The continued low rate environment has resulted in many life insurers intensifying their search for spread product. Directly originated structured credit provides an investment grade option to earn spreads that are meaningfully higher than comparably rated corporate credits, broadly syndicated ABS deals and narrowly syndicated private placements. The spread premium is driven by illiquidity, structuring and size. Besides increased spread, these deals are all secured by physical or financial collateral (e.g., cell towers, middle market loans) which makes this asset class a defensive play vis a vis BBB unsecured corporate credit. The key success factors for such deals include rigorous analysis of the underlying collateral as well as structuring the deal with additional portfolio-level covenants and lender protections. Insurers also benefit from being flexible regarding the sourcing of the underlying collateral. Deal flow tends to be opportunistic with collateral sectors being attractively priced for a period and then becoming normalized as the sector attracts capital.
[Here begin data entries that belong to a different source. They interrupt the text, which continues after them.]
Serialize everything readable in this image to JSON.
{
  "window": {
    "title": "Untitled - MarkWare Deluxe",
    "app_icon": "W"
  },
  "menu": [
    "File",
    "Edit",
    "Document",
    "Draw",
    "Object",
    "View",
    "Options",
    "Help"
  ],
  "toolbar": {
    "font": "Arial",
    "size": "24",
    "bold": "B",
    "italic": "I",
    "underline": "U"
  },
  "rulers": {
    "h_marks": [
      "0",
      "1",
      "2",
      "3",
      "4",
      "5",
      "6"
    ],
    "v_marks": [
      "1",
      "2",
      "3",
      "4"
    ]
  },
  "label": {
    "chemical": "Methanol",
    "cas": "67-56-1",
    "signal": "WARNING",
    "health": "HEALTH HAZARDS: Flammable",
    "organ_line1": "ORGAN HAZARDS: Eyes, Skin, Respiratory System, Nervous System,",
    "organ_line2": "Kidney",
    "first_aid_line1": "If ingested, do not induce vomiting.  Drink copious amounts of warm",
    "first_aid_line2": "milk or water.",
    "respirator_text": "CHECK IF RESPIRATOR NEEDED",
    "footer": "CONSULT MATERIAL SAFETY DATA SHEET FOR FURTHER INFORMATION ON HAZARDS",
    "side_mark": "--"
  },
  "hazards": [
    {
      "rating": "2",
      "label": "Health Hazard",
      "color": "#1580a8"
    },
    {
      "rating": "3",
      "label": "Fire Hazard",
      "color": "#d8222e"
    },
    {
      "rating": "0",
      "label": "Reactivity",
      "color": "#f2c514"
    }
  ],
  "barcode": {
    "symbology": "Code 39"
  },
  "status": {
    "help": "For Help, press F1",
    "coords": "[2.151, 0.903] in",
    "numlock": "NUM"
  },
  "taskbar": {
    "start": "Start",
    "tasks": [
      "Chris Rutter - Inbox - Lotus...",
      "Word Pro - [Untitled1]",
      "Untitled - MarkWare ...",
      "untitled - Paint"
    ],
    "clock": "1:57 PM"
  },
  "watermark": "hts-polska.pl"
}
The COVID-19 health crisis that materialized in the first half of 2020, rattled economies and bond markets around the world. Liquidity, price discovery, and transaction costs were severely challenged across multiple asset classes in the bond markets, from high yield and investment grade corporates to emerging markets and even — for a brief period — U.S. Treasuries. How are fixed income markets responding to externalities like policy and the news? And where is traditional ‘value’ to be found amid more dispersion in fundamentals and universally compressed yields?